As with the savings bonds mentioned, this is an investment for a fixed period and you will likely have to pay a withdrawal penalty if you need to take your money out before the maturity date.
Exchange-traded funds are worth considering
There are plenty of investment vehicles to choose from and it can be a bit confusing if you are a novice investor, buy ETFs are proving popular and should be on your radar if you want to get investing in markets without it costing you a fortune.
If you only have a modest sum to invest this should not be an issue with regard to buying into an ETF, as each one is traded on a public exchange and you can buy one single share or multiples, allowing you to spread a sum like $1,000 around if that is what you want to do.
You should find that investing in ETFs is less expensive in trading costs in comparison to mutual funds and the charges they tend to attract.

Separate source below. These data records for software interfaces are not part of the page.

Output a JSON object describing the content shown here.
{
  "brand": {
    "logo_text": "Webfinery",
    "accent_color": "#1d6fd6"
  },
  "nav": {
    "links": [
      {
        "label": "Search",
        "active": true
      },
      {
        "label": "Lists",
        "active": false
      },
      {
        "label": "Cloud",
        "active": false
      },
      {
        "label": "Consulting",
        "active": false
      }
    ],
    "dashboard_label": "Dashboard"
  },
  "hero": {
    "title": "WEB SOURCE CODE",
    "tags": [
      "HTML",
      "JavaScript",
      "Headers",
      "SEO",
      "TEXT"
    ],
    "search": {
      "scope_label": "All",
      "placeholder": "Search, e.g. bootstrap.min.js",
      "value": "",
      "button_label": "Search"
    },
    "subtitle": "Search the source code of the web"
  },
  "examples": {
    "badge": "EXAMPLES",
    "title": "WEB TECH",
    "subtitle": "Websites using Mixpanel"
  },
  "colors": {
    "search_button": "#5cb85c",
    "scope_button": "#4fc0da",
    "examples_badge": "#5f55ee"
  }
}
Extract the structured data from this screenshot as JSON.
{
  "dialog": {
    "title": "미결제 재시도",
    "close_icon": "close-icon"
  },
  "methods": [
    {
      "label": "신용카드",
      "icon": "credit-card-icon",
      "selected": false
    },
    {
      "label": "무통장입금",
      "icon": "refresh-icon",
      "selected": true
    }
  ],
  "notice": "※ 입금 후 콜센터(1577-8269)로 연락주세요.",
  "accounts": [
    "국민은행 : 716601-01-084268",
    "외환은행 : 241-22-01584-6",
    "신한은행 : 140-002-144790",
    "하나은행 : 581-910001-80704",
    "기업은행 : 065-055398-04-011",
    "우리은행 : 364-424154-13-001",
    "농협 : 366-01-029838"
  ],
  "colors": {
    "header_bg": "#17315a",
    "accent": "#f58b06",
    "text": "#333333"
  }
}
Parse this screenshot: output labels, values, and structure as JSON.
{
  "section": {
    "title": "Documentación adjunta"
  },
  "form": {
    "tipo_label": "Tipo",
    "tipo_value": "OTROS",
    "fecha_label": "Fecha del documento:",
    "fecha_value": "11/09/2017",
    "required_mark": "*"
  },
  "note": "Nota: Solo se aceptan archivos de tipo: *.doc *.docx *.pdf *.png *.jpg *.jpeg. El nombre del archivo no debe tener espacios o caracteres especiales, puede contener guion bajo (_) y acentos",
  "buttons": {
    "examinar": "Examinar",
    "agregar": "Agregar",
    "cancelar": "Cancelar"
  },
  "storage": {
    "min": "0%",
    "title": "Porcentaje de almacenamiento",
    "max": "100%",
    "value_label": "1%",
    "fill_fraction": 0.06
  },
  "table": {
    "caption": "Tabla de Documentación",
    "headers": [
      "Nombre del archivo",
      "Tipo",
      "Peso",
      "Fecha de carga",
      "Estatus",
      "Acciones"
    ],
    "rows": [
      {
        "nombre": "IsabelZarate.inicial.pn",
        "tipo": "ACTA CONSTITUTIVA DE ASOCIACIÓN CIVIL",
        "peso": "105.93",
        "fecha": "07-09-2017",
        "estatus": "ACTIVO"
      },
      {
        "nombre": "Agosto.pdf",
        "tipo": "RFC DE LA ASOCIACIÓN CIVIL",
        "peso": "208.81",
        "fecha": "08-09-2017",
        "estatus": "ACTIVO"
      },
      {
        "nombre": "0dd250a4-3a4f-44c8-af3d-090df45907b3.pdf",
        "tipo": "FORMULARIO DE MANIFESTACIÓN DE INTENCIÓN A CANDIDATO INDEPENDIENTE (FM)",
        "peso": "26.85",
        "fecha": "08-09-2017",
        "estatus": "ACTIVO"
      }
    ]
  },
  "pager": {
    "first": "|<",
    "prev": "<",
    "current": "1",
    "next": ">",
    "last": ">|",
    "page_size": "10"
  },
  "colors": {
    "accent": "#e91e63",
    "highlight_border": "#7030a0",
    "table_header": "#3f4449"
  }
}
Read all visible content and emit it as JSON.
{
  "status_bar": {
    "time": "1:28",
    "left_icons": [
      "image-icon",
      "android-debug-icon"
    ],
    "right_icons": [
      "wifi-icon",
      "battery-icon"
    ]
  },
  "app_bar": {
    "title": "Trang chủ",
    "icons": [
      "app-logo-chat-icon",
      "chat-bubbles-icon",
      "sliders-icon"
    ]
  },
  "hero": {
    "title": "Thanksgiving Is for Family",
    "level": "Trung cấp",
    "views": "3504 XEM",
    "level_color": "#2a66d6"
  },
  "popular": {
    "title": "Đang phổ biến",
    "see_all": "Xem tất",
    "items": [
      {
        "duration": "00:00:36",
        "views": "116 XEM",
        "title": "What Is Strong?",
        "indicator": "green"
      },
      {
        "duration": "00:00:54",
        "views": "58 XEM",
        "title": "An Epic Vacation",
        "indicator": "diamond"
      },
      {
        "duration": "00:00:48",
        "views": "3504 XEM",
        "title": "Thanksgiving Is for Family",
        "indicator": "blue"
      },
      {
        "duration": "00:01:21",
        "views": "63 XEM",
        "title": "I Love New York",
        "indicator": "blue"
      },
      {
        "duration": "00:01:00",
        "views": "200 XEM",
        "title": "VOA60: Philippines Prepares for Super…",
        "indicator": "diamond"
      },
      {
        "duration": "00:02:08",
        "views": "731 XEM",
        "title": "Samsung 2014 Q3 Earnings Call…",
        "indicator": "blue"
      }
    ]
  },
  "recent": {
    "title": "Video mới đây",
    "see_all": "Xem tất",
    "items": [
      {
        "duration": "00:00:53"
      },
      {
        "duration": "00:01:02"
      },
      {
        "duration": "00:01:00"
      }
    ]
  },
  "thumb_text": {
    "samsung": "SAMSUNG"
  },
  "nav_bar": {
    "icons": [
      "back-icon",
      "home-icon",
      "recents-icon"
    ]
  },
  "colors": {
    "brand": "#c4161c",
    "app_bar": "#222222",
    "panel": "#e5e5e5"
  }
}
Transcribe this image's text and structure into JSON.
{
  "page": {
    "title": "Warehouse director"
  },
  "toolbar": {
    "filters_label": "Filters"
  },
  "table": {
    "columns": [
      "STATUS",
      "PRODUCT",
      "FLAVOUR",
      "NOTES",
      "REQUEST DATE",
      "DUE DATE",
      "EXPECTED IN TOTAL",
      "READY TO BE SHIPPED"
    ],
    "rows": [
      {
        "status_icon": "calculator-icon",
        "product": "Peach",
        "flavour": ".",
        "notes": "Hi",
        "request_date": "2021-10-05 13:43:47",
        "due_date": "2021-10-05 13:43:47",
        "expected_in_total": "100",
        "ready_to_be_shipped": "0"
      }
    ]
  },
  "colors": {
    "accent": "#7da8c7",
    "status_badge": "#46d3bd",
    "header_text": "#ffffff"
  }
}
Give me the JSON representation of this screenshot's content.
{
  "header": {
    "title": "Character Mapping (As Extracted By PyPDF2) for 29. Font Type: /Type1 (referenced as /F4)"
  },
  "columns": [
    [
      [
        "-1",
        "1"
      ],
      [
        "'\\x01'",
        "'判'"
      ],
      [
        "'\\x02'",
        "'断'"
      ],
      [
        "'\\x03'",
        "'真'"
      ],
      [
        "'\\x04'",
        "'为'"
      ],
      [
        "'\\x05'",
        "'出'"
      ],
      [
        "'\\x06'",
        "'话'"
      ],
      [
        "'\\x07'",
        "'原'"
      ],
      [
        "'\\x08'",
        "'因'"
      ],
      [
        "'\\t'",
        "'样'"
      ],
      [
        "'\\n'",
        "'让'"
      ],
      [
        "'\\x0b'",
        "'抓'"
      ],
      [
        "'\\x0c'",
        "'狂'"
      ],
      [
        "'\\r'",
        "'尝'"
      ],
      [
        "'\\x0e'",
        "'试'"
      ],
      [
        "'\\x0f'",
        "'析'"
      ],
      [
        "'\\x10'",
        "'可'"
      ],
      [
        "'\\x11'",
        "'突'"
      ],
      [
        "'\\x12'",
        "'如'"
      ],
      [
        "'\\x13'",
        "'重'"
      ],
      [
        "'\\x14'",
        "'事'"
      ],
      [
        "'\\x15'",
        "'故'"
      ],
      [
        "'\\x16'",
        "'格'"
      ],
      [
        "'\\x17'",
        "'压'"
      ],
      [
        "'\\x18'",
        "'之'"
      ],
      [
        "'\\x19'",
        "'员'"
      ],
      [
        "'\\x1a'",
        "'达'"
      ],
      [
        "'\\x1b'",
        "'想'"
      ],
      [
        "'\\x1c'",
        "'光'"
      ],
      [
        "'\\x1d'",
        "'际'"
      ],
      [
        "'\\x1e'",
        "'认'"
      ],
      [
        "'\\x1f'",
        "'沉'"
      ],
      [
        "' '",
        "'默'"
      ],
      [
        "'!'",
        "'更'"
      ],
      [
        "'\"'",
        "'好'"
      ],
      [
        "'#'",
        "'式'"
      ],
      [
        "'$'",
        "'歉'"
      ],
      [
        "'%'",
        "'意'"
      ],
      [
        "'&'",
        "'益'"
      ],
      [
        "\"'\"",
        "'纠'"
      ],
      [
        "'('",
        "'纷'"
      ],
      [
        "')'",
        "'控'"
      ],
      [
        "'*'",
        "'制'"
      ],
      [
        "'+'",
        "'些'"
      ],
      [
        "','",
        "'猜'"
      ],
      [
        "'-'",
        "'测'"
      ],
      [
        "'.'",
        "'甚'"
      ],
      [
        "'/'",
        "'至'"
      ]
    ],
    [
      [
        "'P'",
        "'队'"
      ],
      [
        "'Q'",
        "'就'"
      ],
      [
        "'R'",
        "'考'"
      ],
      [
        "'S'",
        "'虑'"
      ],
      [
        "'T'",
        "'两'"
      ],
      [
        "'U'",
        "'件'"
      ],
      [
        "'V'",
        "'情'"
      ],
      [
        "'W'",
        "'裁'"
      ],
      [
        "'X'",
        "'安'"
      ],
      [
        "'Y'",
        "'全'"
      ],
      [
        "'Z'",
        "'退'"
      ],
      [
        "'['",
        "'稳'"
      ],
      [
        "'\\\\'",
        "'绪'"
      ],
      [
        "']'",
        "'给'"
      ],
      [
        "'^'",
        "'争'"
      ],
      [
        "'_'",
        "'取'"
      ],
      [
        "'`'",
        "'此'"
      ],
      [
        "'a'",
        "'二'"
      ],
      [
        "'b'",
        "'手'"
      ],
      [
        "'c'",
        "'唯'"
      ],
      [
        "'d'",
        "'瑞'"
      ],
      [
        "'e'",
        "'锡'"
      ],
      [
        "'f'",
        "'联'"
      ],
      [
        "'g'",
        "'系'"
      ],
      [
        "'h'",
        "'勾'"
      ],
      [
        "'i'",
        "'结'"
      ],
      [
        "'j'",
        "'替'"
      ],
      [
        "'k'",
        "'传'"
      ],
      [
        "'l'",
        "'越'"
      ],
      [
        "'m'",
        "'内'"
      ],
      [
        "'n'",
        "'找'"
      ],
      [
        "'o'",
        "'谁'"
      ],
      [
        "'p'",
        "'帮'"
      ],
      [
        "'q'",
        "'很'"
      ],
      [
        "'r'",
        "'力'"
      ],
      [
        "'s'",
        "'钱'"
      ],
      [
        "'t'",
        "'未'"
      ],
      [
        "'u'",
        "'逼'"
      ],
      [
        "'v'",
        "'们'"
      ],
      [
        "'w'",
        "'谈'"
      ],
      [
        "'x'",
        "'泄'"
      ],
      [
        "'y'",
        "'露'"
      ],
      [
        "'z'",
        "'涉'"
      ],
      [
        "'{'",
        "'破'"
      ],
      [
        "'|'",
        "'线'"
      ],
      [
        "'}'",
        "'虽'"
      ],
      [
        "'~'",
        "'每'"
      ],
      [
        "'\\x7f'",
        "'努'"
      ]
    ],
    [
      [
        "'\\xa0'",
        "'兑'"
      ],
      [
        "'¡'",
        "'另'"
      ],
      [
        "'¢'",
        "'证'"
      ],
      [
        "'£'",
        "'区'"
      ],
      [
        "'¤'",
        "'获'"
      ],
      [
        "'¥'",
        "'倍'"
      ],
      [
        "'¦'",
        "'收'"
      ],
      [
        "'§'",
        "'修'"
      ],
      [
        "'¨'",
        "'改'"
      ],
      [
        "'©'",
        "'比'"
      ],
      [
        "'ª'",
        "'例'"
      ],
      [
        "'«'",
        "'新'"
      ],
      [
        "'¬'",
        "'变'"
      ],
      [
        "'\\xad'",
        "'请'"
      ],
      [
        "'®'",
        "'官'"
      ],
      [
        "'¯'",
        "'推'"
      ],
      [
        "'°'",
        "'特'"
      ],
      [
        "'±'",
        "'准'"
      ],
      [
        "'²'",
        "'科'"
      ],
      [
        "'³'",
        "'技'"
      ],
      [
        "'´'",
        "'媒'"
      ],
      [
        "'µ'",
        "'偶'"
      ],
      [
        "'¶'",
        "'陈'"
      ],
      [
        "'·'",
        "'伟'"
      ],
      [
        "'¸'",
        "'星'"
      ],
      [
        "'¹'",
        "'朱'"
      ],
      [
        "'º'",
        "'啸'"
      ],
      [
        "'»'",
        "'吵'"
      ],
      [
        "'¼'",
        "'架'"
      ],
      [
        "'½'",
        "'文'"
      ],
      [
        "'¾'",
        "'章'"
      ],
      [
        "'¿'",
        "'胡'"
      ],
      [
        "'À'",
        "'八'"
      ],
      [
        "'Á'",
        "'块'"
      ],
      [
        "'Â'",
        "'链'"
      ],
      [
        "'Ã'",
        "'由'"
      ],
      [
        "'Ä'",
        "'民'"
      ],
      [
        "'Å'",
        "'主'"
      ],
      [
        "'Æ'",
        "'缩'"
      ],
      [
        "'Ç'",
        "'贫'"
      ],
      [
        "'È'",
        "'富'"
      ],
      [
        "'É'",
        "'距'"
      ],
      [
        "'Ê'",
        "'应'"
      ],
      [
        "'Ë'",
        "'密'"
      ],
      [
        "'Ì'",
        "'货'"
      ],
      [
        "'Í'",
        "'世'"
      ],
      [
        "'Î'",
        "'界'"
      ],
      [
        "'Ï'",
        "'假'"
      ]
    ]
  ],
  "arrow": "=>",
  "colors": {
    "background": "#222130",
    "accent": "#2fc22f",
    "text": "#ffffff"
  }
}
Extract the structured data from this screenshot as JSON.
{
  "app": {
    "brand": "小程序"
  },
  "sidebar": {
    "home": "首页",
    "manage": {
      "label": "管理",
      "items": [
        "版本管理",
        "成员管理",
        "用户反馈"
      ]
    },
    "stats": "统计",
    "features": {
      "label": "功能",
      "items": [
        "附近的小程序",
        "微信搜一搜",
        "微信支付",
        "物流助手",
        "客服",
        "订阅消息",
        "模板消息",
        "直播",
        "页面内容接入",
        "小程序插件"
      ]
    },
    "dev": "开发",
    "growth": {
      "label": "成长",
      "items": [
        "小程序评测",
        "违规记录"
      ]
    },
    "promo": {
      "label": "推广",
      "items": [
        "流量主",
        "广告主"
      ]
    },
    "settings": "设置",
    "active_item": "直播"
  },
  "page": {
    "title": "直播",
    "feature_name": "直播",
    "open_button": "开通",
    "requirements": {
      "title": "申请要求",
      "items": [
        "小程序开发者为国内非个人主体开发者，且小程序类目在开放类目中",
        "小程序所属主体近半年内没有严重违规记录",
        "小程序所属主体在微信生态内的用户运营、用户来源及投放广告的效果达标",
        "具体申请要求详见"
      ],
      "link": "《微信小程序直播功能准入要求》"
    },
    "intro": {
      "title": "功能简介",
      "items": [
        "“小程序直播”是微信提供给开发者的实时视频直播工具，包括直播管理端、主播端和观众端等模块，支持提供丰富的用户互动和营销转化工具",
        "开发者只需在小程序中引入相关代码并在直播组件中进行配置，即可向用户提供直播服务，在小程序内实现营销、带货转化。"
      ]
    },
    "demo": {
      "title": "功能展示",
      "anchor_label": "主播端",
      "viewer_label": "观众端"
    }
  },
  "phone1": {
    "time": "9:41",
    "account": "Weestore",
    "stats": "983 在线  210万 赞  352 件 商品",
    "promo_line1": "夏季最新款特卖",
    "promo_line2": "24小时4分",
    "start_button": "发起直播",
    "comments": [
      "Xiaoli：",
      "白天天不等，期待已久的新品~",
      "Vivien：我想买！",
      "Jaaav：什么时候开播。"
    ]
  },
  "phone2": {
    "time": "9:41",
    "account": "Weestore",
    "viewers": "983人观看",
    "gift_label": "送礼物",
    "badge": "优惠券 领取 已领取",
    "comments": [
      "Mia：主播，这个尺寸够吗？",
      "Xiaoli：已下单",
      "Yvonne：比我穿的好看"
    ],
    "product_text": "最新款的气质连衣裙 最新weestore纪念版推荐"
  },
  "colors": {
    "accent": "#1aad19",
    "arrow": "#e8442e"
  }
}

Another point to consider is that ETFs can often allow you to keep more of your profits as the capital gains tax structure can be more favorable than other investment options.
It is a good idea to get some professional advice on your tax status and options before you put your money into an ETF or any other investment where you be taxed on your profits.
Some ETFs are definitely higher on the risk scale than others and this means that they could be very volatile with the value of your cash falling and rising at frequent intervals.
As you can see, only having a small amount of available to invest is not a reason for not looking at ways to put that cash to potentially better use than keeping it in a cookie jar, so consider your options and see if you can get your money working harder for you.